- Opening Delimiter -

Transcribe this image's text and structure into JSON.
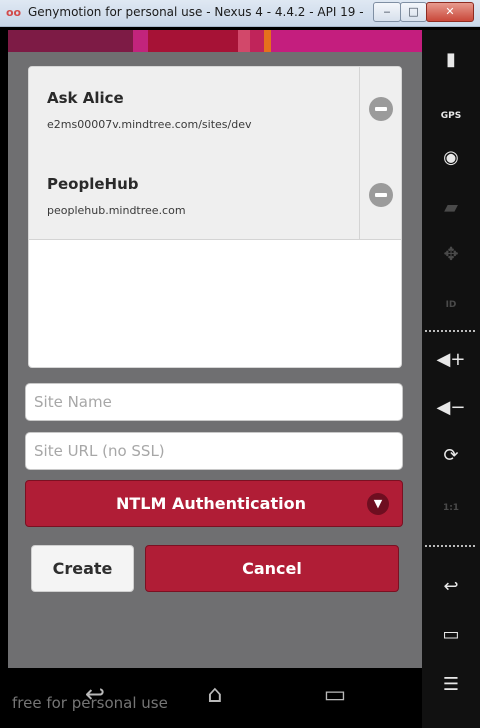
{
  "window": {
    "title": "Genymotion for personal use - Nexus 4 - 4.4.2 - API 19 - 768x...",
    "minimize": "‒",
    "maximize": "□",
    "close": "✕"
  },
  "sites": [
    {
      "name": "Ask Alice",
      "url": "e2ms00007v.mindtree.com/sites/dev"
    },
    {
      "name": "PeopleHub",
      "url": "peoplehub.mindtree.com"
    }
  ],
  "form": {
    "site_name_placeholder": "Site Name",
    "site_url_placeholder": "Site URL (no SSL)",
    "auth_selected": "NTLM Authentication",
    "create_label": "Create",
    "cancel_label": "Cancel"
  },
  "watermark": "free for personal use",
  "colors": {
    "accent_red": "#b01d36",
    "screen_bg": "#6f6f71",
    "statusbar": "#7e1a44"
  },
  "icons": {
    "nav": [
      "back-icon",
      "home-icon",
      "recent-apps-icon"
    ],
    "sidebar": [
      "battery-icon",
      "gps-icon",
      "camera-icon",
      "video-icon",
      "dpad-icon",
      "id-icon",
      "volume-up-icon",
      "volume-down-icon",
      "rotate-icon",
      "scale-icon",
      "back-icon",
      "recent-apps-icon",
      "menu-icon"
    ]
  },
  "sidebar": {
    "gps_label": "GPS",
    "id_label": "ID",
    "scale_label": "1:1"
  }
}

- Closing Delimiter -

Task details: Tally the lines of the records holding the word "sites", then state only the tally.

Response below: 2